Problem requirements — From the entries below, copy out every line with "ROOM" in it.

[Start of Attachment]

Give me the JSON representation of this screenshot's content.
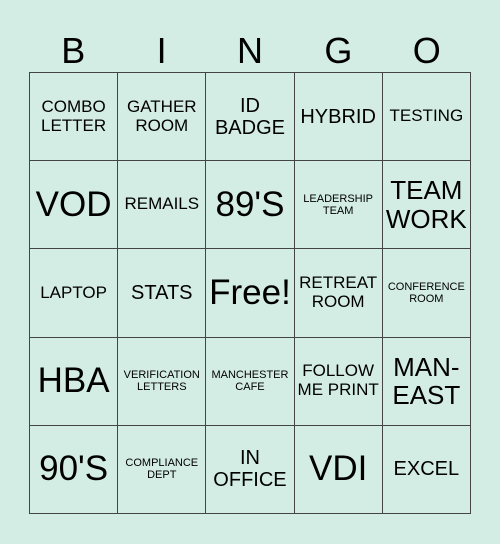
{
  "header": [
    "B",
    "I",
    "N",
    "G",
    "O"
  ],
  "cells": [
    {
      "text": "COMBO LETTER",
      "size": "s2"
    },
    {
      "text": "GATHER ROOM",
      "size": "s2"
    },
    {
      "text": "ID BADGE",
      "size": "s3"
    },
    {
      "text": "HYBRID",
      "size": "s3"
    },
    {
      "text": "TESTING",
      "size": "s2"
    },
    {
      "text": "VOD",
      "size": "s5"
    },
    {
      "text": "REMAILS",
      "size": "s2"
    },
    {
      "text": "89'S",
      "size": "s5"
    },
    {
      "text": "LEADERSHIP TEAM",
      "size": "s1"
    },
    {
      "text": "TEAM WORK",
      "size": "s4"
    },
    {
      "text": "LAPTOP",
      "size": "s2"
    },
    {
      "text": "STATS",
      "size": "s3"
    },
    {
      "text": "Free!",
      "size": "s5"
    },
    {
      "text": "RETREAT ROOM",
      "size": "s2"
    },
    {
      "text": "CONFERENCE ROOM",
      "size": "s1"
    },
    {
      "text": "HBA",
      "size": "s5"
    },
    {
      "text": "VERIFICATION LETTERS",
      "size": "s1"
    },
    {
      "text": "MANCHESTER CAFE",
      "size": "s1"
    },
    {
      "text": "FOLLOW ME PRINT",
      "size": "s2"
    },
    {
      "text": "MAN-EAST",
      "size": "s4"
    },
    {
      "text": "90'S",
      "size": "s5"
    },
    {
      "text": "COMPLIANCE DEPT",
      "size": "s1"
    },
    {
      "text": "IN OFFICE",
      "size": "s3"
    },
    {
      "text": "VDI",
      "size": "s5"
    },
    {
      "text": "EXCEL",
      "size": "s3"
    }
  ]
}
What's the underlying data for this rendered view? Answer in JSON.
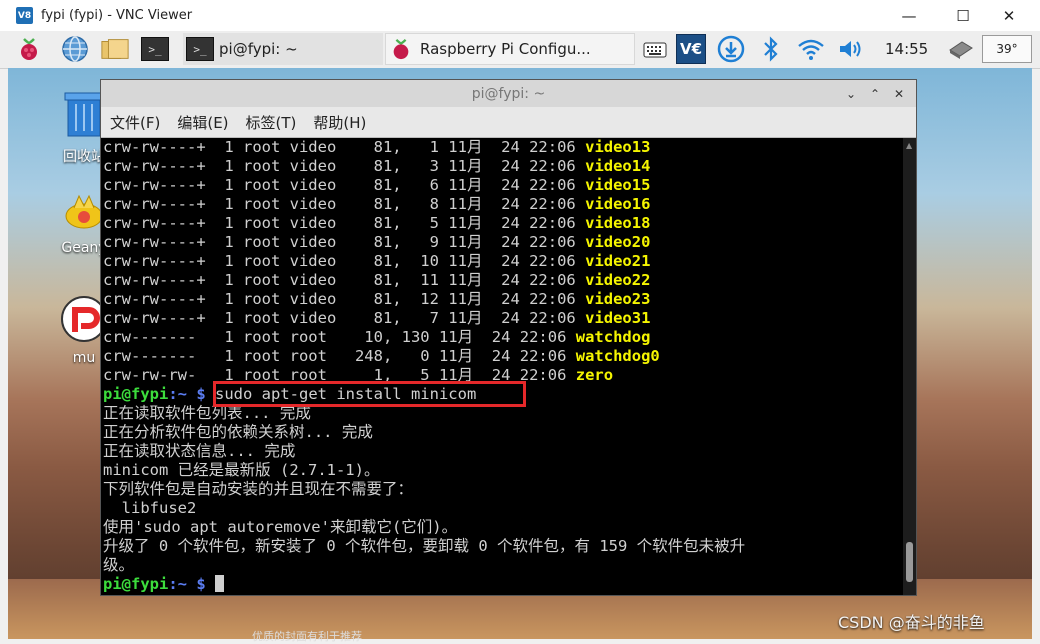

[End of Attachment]

Answer for the task —
      "text": "GATHER ROOM",
      "text": "RETREAT ROOM",
      "text": "CONFERENCE ROOM",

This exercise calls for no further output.